--- Source material Enclosed Below ---

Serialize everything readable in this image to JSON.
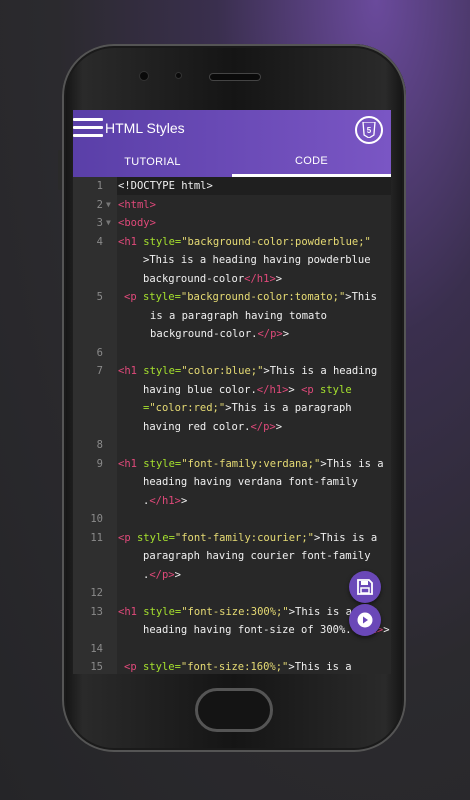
{
  "app": {
    "title": "HTML Styles",
    "logo_text": "5"
  },
  "tabs": [
    {
      "label": "TUTORIAL"
    },
    {
      "label": "CODE"
    }
  ],
  "editor": {
    "line_numbers": [
      "1",
      "2",
      "3",
      "4",
      "5",
      "6",
      "7",
      "8",
      "9",
      "10",
      "11",
      "12",
      "13",
      "14",
      "15"
    ],
    "lines": [
      {
        "parts": [
          "<!DOCTYPE html>"
        ]
      },
      {
        "parts": [
          "<html>"
        ]
      },
      {
        "parts": [
          "<body>"
        ]
      },
      {
        "parts": [
          "<h1 ",
          "style=",
          "\"background-color:powderblue;\"",
          ">This is a heading having powderblue",
          "background-color",
          "</h1>",
          ">"
        ]
      },
      {
        "parts": [
          "<p ",
          "style=",
          "\"background-color:tomato;\"",
          ">This",
          "is a paragraph having tomato",
          "background-color.",
          "</p>",
          ">"
        ]
      },
      {
        "parts": []
      },
      {
        "parts": [
          "<h1 ",
          "style=",
          "\"color:blue;\"",
          ">This is a heading",
          "having blue color.",
          "</h1>",
          "> ",
          "<p ",
          "style",
          "=",
          "\"color:red;\"",
          ">This is a paragraph",
          "having red color.",
          "</p>",
          ">"
        ]
      },
      {
        "parts": []
      },
      {
        "parts": [
          "<h1 ",
          "style=",
          "\"font-family:verdana;\"",
          ">This is a",
          "heading having verdana font-family",
          ".",
          "</h1>",
          ">"
        ]
      },
      {
        "parts": []
      },
      {
        "parts": [
          "<p ",
          "style=",
          "\"font-family:courier;\"",
          ">This is a",
          "paragraph having courier font-family",
          ".",
          "</p>",
          ">"
        ]
      },
      {
        "parts": []
      },
      {
        "parts": [
          "<h1 ",
          "style=",
          "\"font-size:300%;\"",
          ">This is a",
          "heading having font-size of 300%.",
          "</h1>",
          ">"
        ]
      },
      {
        "parts": []
      },
      {
        "parts": [
          "<p ",
          "style=",
          "\"font-size:160%;\"",
          ">This is a"
        ]
      }
    ]
  },
  "actions": {
    "save_icon": "save-icon",
    "run_icon": "play-icon"
  }
}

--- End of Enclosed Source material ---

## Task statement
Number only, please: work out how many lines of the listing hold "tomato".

## Answer box
2